PhilipC's picture
Submitted by PhilipC on Mon, 2006-06-12 23:00

I just found this on NRO by Deroy Murdock citing in part an article in the Daily Telegraph:

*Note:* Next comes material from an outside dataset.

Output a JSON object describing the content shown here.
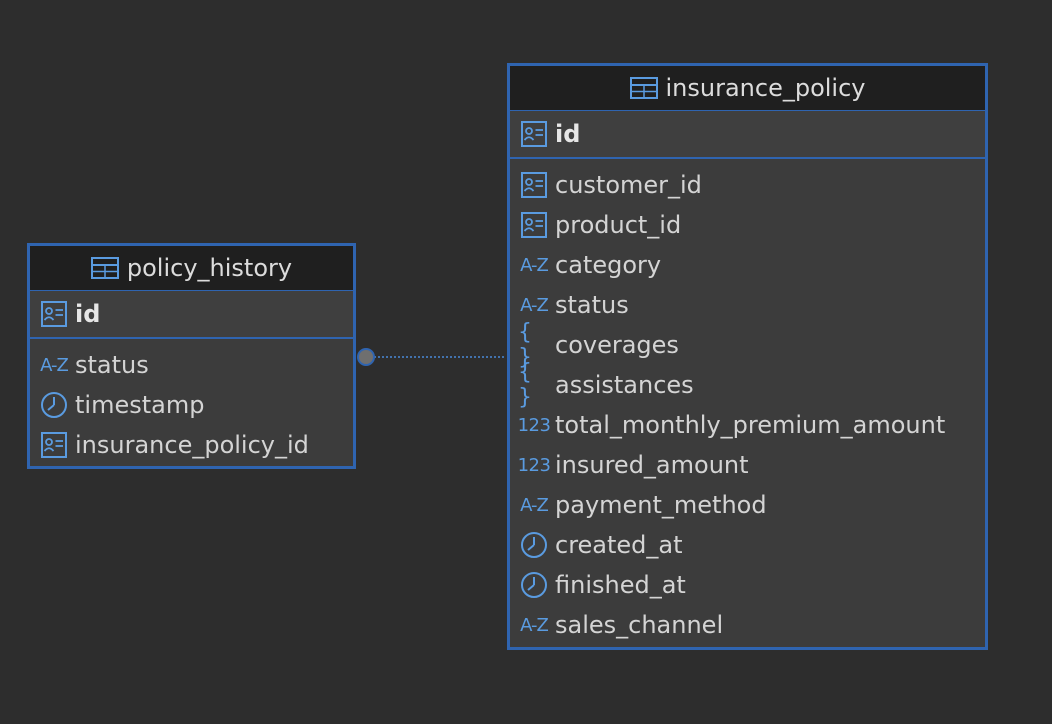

---
[telegraph] Falafels [following after] alcohol, pop music and foreign films [have been ] labelled theologically impure by the country's growing number of Islamic zealots...militants visited falafel vendors a fortnight ago, telling them to pack up their stalls by today or be killed. The ultimatum seemed so odd...until two of them were shot dead as they plied their trade...said Abu Zeinab..."I said I was just feeding the people, but they said there were no falafels in Mohammed the prophet's time, so we shouldn't have them either." ...[This is] just one of many Islamic edicts to hit Baghdad in recent weeks, prohibiting everything from the growing of goatee beards to the sale of mayonnaise - because it is allegedly made in Israel....News of the latest strictures surfaced 10 days ago, when the coach of Iraq's tennis team and two players were shot dead for wearing shorts...Another group of traders to have felt the Islamists' unexpected wrath is Baghdad's ice merchants, who sell large chunks of ice for storing food and chilling drinks. In a city facing constant power cuts and summer temperatures of up to 50C (122F), the service they provide is little short of essential...they too have fallen foul of the claim that their product was not a feature of life during Mohammed's time. Akram al Zidawi, 19, an ice seller from al Dora, thought the threats were too ludicrous to be true - until it was too late..."My mother begged him to quit the job, but he laughed, he thought it was impossible they would kill him. But they came back two days later and shot him dead, along with three other ice sellers nearby." Meanwhile, barbers have been inundated with young men anxious to shave off their goatee beards. Last month, Mustapha Jawad, 17, was allegedly killed for wearing one, which Islamists deemed a Jewish facial hairstyle.

Recent Comments:
Sharia Shaves — by Craig Ceely on Sun, 2006-06-18 02:00
Monster Madness — by Rex Wilkinson on Fri, 2006-06-16 22:17
It seems Iraqis don't have — by Laure Chipman on Tue, 2006-06-13 17:34

( categories: )

Irony

Landon Erp's picture
Submitted by Landon Erp on Mon, 2006-06-12 22:27

I don't know if any of you here have read this but there's been an interesting development in DC comics recently.

In all their publications they just finished a big mega crossover and immediately after finishing it pushed all the company's books one year forward. The premise is that for one whole year Batman, Superman and Wonder Woman were totally MIA and the aftermath.

One series entitled 52 (as in weeks in one year) is being published in Real time and filling in the gaps. A good reason for Objectivists to check this out is Steve Ditko's Question is getting a lot of face(less) time, he's hevily involved in a storyline with lesbian police officer Rene Montoya.

Recent Comments:
I did have a point though, dammit. — by Landon Erp on Tue, 2006-06-13 22:32
— by Chris Cathcart on Tue, 2006-06-13 21:18
Victor: — by Victor Pross on Tue, 2006-06-13 19:05

( categories: )
Syndicate content